- He always reached out to strangers
- He always was open and welcoming to the unclean and the outcast
- Always accepted people for what they were
- Always identified with aliens and strangers
- and said that what we do for the least of them we do for Him
And it's this same Jesus who, in the gospel reading today, challenges us about how serious we are about following Him.
Jesus is on the way to Jerusalem and wants His disciples to understand the > cost of following Him. And the closer Jesus gets to Jerusalem, the clearer He becomes about the demands of discipleship. And as He got closer to Jerusalem so the conflicts began to increase and the demands began to become more explicit.
In the deep South of the USA there is a saying that goes "the preacher has just changed from preachin' to meddlin'".

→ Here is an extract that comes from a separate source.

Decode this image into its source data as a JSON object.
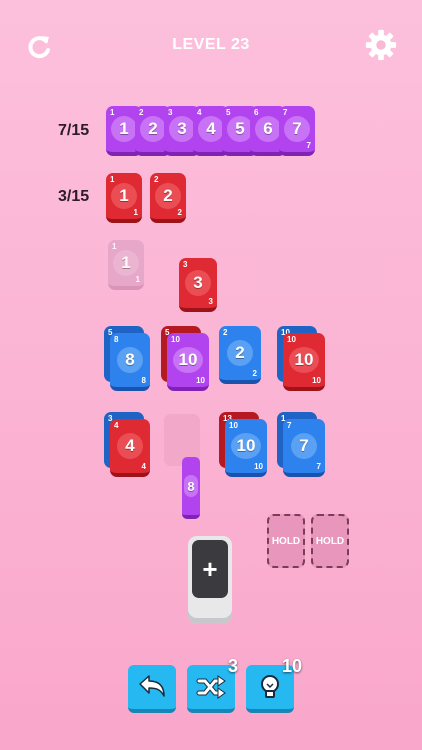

You can just imaging the disciples thinking it was fine when Jesus was just talking about love and harmony—but now He's started talking about changing lifestyles—that's meddlin'.
Today's passage is tough because it's radical. It uses strong language, to shock people into understanding what was at stake. It challenges us to put what we say about our belief in God into action—to put following Christ before everything else. It's fascinating to read on in Luke and see that it wasn't the people who'd been marginalised from society that had a problem with this, the sinners or the outcasts or the tax collectors (or the asylum seekers)—they all kept coming to listen to Jesus - they weren't put off. The people who had the most problem were the Scribes and the Pharisees, the establishment, the well off, the wealthy and the well to do. For them maybe it was that their material possessions and their status had got in the way of leading a Godly life, and that's a challenge for us all.
For Luke continually challenges the lifestyle of His listeners and unerringly points to the cross as the way of life. Challenges that will sometime put us in conflict with our families and those around us. Challenges us by saying that following Christ means giving up everything else.
And to illustrate that point Jesus uses 2 examples, He wants His followers to sit down and work out what it means. What will be the cost of following Him.
The first example is that of a someone who wants to build a tower. Jesus says that it's sensible to work out what it's going to cost before hand - can we afford it? Can we afford to follow Christ - with all that it entails, giving up the things of this world for the things of the Kingdom. It's a challenge to us today: have we got our priorities right? Is Christ really at the centre of our lives?
The second example is of a King who is engaged in a war. He's under attack and needs to do something. Doing nothing is not an option. Can He afford not to do anything? It's a completely different emphasis.
As Jesus heads towards Jerusalem, to an unfair, biased trail and to crucifixion, His question in this second parable isn't can the disciples afford to follow Him, can they work out the cost, are they prepared for the conflict?
His question in the second parable is can they afford not to follow Him, there is no other way to eternal life?
Is there a real alternative to a life of discipleship in the Christian life, a way which demands we give all we have, a way which requires complete surrender to God. It's an all or nothing proposal.
Just like we say in the Covenant prayer:
Challenging words. Can we afford to follow Christ? Can we afford not to? Are we prepared for the conflict that following Him might bring, or do we just want a quiet life?
Are we prepared to
- reach out to strangers as He did
- be open and welcoming to the unclean and the outcast as He did
- accept people for what they are as He did
- identify with aliens and strangers as He did
And in serving God so find our perfect freedom.
Finding that the things we have left behind pale into insignificance compared to the riches of His kingdom He invites us to share.
His Kingdom is a safe haven, where no one is refused entry. Its borders are always open to all who, knowing the cost, choose entry.